A new study gives a clue to the secret to a long, blissful marriage: genetics.
Yale University researchers concluded that the happiest, most secure-feeling couples in an experiment had at least one person in the pair with a variation in their gene receptor for oxytocin, known as the “love hormone.”
“This study shows that how we feel in our close relationships is influenced by more than just our shared experiences with our partners over time,” said Joan Monin, associate professor at the Yale School of Public Health. “In marriage, people are also influenced by their own and their partner’s genetic predispositions.”
Almost 180 married couples participated in the study, ranging from age 37 to 90. They filled out surveys on marital satisfaction and gave a saliva sample that was used to map their genes.
Oxytocin is linked to bonding and has all kinds of feel-good nicknames like “the cuddle hormone.” It’s also known as a pain reliever.
The study noted researchers have previously looked at the gene variant at issue — termed OXTR rs53576 — for its connection to emotional stability and empathy. The Yale study, however, is thought to be the first looking into its role in a happy marriage.
Businesses like Instant Chemistry and GenePartner let couples see how their genes match up. Instant Chemistry, based in Canada, puts a $149 price on it services, while GenePartner, in Switzerland, charges $249.
Dr. Ron Gonzalez, Instant Chemistry’s co-founder, said the Yale findings were consistent with what his staff has been tracking internally about genetic makeup and oxytocin. Gonzalez said the Toronto-based company has served thousands of people since its 2013 start.
It checks for genes linked to oxytocin, as well as genes associated with how people experience stress and pleasure. The fee includes a psychological profile too.

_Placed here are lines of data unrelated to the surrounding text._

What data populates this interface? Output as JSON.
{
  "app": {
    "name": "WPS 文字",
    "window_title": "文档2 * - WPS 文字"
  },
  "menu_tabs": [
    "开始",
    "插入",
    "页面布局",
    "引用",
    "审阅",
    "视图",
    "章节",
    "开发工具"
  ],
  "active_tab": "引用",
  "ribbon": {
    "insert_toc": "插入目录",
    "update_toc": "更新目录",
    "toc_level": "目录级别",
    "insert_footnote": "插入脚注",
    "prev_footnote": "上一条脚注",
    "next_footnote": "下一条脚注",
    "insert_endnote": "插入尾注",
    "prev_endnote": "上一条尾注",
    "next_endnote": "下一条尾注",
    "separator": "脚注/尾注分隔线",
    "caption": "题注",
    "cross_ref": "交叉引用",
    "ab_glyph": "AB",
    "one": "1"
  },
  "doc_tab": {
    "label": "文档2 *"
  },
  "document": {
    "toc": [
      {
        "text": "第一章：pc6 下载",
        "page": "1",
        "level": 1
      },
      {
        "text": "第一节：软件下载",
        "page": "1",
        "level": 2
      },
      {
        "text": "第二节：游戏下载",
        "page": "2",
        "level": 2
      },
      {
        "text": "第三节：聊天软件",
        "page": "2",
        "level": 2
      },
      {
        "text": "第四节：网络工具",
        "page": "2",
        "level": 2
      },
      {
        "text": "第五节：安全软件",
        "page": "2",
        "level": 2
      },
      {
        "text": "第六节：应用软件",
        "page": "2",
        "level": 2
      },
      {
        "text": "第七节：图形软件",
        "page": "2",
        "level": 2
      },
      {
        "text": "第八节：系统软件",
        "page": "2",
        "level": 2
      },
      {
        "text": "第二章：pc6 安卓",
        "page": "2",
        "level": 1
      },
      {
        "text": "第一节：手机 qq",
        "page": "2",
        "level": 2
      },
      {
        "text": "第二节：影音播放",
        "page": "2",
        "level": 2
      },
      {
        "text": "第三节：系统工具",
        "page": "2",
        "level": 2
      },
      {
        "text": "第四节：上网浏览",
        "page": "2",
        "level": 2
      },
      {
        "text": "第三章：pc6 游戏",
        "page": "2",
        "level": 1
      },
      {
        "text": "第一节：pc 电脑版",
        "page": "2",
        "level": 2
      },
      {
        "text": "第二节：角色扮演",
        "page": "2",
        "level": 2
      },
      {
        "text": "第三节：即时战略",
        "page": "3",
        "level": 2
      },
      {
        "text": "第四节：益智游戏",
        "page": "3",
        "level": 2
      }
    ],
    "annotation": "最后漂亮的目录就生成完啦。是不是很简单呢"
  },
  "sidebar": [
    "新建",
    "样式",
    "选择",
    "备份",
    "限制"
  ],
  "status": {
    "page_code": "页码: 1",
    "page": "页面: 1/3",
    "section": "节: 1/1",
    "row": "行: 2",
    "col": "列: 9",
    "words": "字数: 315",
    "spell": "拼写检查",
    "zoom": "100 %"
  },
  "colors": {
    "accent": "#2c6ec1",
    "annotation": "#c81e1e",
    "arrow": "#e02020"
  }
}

“It’s a great way to start a conversation to learn about yourself and your partner,” he said.
Shelling out some cash on genetic profiles might be an easy expense, at least compared to the costs of divorce. Amicable divorces where the splitting couples do the paperwork themselves can hover around three digits, but if lawyers get involved and issues get complex and dragged out, those costs can surge far higher.
There’s something to be said for the power of genetic makeup. But there are lots of ingredients in the recipe for long-term romance, like personality mixes, how families mesh and how couples choose to spend their free time.
And, of course, there’s also the role of money in a relationship.
Indeed, a Merrill Lynch study looked into what people wanted most in a partner. Fifty-six percent of the participants said they would prefer a mate who could give them financial security, compared to the 44% who said they were in search of someone who would send them “head over heels.”
Gonzalez himself acknowledges genes are only part of the equation and the extent of their influence is not yet known. “Your predisposition of your genes does not predetermine what you do,” he said — but it might help people be more conscious of their inclinations.
A separate study looked at the same issue of genetic makeup, oxytocin and couples’ chemistry.
That research revealed that less happy husbands, who perceived their spouses as less supportive, had a particular makeup to their gene related to oxytocin.
Even there, the lead researcher cautioned against reading too much into genetic makeup and a solid marital bond. The understanding of chromosomes and couples’ chemistry is just at the very beginning, said Richard Mattson, a psychology professor at Binghamton University, State University of New York.
Source: Market Watch